Representatives of Member States and the European Commission discussed the European protection of critical information infrastructures on 14-15 April 2011 in a high-profile conference in Balatonfüred.
During the meeting Zsolt Nyitrai, Minister of State for Info-communication of the Ministry of National Development pointed out the needs for upgrading the protection of European networks.
“Over the recent years attacks have become more and more sophisticated and dangerous; the bad guys are becoming more prepared,” Zsolt Nyitrai said, highlighting the challengesMember States must confront. In his opinion, by now the Internet has become essential for both the individuals and the European economy; so upgrading the protection of European networks is needed. The Minister of State explained that the initial objective is to first join forces within Europe and later, collaborating more widely by involving the United States.
European protection of information structures
The European Commission issued its action plan on the protection of critical information infrastructure back in 2009, in the framework of which EFMS (European Forum for Member States) was created. This forum supports the development of European principles and guidelines concerning the stability of the Internet. During the conference in Balatonfüred, Mr Nyitrai spoke about, the detailed review of a Commission communication titled, “Achievements and next steps: towards global cyber-security”, which lists the achieved accomplishments since 2009 and outlines further necessary steps to be taken.
Zsolt Nyitrai expressed his hopes in reaching a consensus concerning the issues raised in the conference in Balatonfüred bythe official meeting of Ministers for Telecommunication scheduled for 27 May. The Minister ofState especially highlighted: the Hungarian Presidency is ambitious to ensure that the meeting of the Council will reach an agreement on extending the mandate of European Network and Information Security Agency (ENISA) and manages to terminate the uncertainty around the organisation.
“Member States must increase their readiness and planning”, European Commissioner for Digital Agenda Neelie Kroes pointed out. She openly expressed her opinion on Member States having not yet done enough to establish digital safety, “A cyber-strategy in itself is not enough, we must start this work now”, Kroes underlined. The Commissioner mentioned that according to the guidelines of the Commission, Member States must undertake to establish the network of Computer Emergency Response Teams (CERT).

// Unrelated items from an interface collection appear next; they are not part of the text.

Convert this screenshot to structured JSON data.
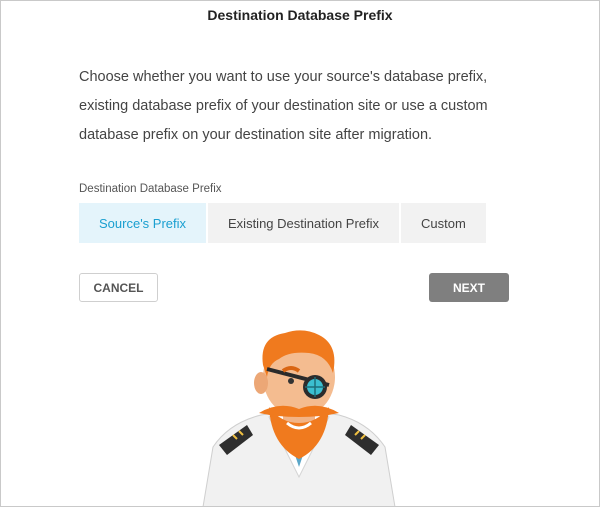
{
  "dialog": {
    "title": "Destination Database Prefix",
    "description": "Choose whether you want to use your source's database prefix, existing database prefix of your destination site or use a custom database prefix on your destination site after migration.",
    "field_label": "Destination Database Prefix"
  },
  "prefix_options": {
    "selected": "Source's Prefix",
    "items": [
      {
        "label": "Source's Prefix"
      },
      {
        "label": "Existing Destination Prefix"
      },
      {
        "label": "Custom"
      }
    ]
  },
  "actions": {
    "cancel_label": "CANCEL",
    "next_label": "NEXT"
  },
  "colors": {
    "accent": "#1a9fd0",
    "active_bg": "#e4f4fb",
    "next_bg": "#7f7f7f"
  },
  "illustration": {
    "icon": "captain-mascot-illustration"
  }
}
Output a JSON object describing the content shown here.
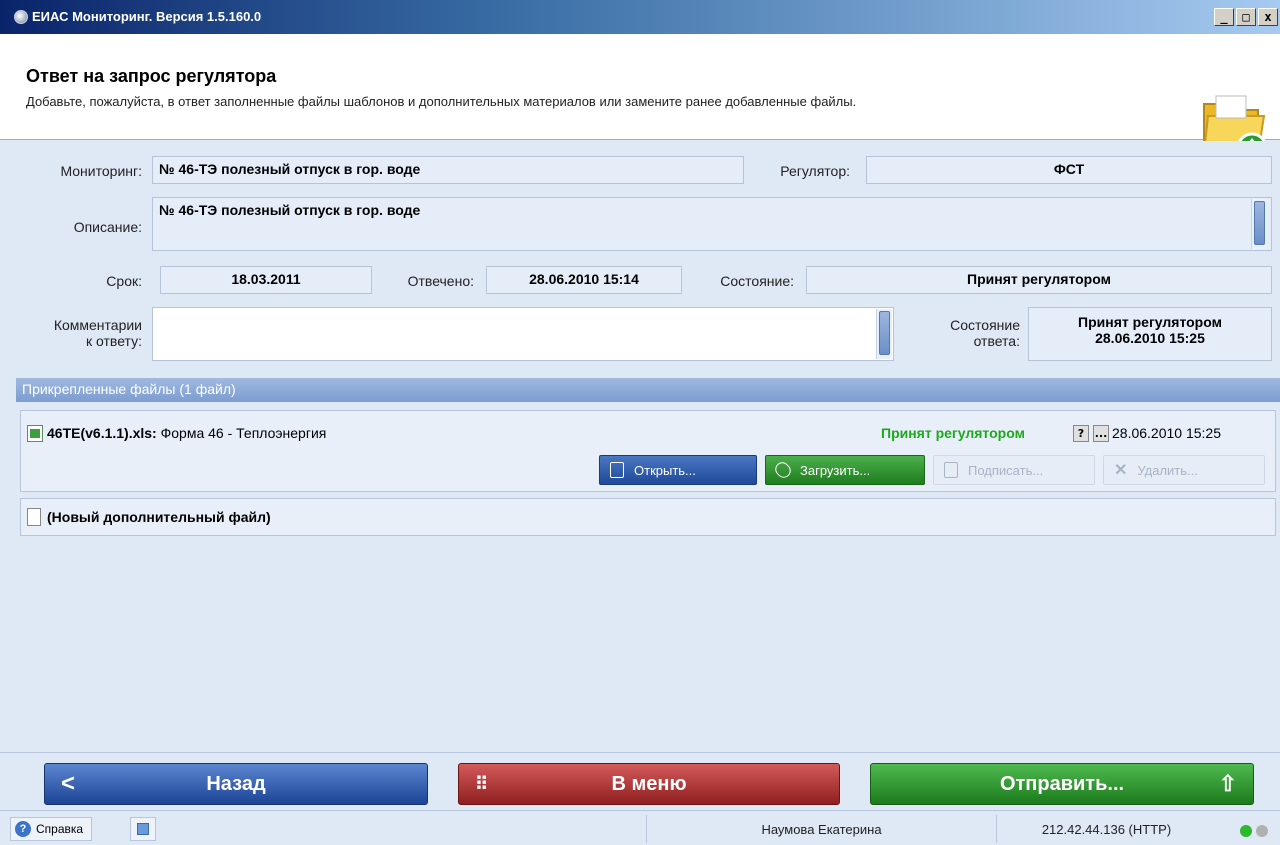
{
  "window": {
    "title": "ЕИАС Мониторинг. Версия 1.5.160.0",
    "minimize": "_",
    "maximize": "□",
    "close": "x"
  },
  "header": {
    "title": "Ответ на запрос регулятора",
    "subtitle": "Добавьте, пожалуйста, в ответ заполненные файлы шаблонов и дополнительных материалов или замените ранее добавленные файлы."
  },
  "form": {
    "monitoring_label": "Мониторинг:",
    "monitoring_value": "№ 46-ТЭ полезный отпуск в гор. воде",
    "regulator_label": "Регулятор:",
    "regulator_value": "ФСТ",
    "description_label": "Описание:",
    "description_value": "№ 46-ТЭ полезный отпуск в гор. воде",
    "deadline_label": "Срок:",
    "deadline_value": "18.03.2011",
    "answered_label": "Отвечено:",
    "answered_value": "28.06.2010 15:14",
    "state_label": "Состояние:",
    "state_value": "Принят регулятором",
    "comments_label_1": "Комментарии",
    "comments_label_2": "к ответу:",
    "comments_value": "",
    "answer_state_label_1": "Состояние",
    "answer_state_label_2": "ответа:",
    "answer_state_value_1": "Принят регулятором",
    "answer_state_value_2": "28.06.2010 15:25"
  },
  "files": {
    "section_title": "Прикрепленные файлы (1 файл)",
    "items": [
      {
        "name": "46TE(v6.1.1).xls:",
        "description": "Форма 46 - Теплоэнергия",
        "status": "Принят регулятором",
        "help_btn": "?",
        "more_btn": "...",
        "date": "28.06.2010 15:25",
        "open_label": "Открыть...",
        "upload_label": "Загрузить...",
        "sign_label": "Подписать...",
        "delete_label": "Удалить..."
      }
    ],
    "new_file_label": "(Новый дополнительный файл)"
  },
  "nav": {
    "back_label": "Назад",
    "back_icon": "<",
    "menu_label": "В меню",
    "menu_icon": "⠿",
    "send_label": "Отправить...",
    "send_icon": "⇧"
  },
  "statusbar": {
    "help_label": "Справка",
    "user": "Наумова Екатерина",
    "server": "212.42.44.136 (HTTP)",
    "status_color_1": "#2db82d",
    "status_color_2": "#b0b0b0"
  }
}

Under another proposal of the Commission, by 2012 a European emergency response plan, based on national commitments, must be worked out, and Member States must regularly conduct pan-European “cyber tests, in order to check for security readiness. After today’s meeting we will compile a list of the necessary steps,” Ms Kroes said, summing up the action points. She added, “Each Member State is committed to tackling cyber-security issues, and we must create an opportunity for the European states to enter the digital world.”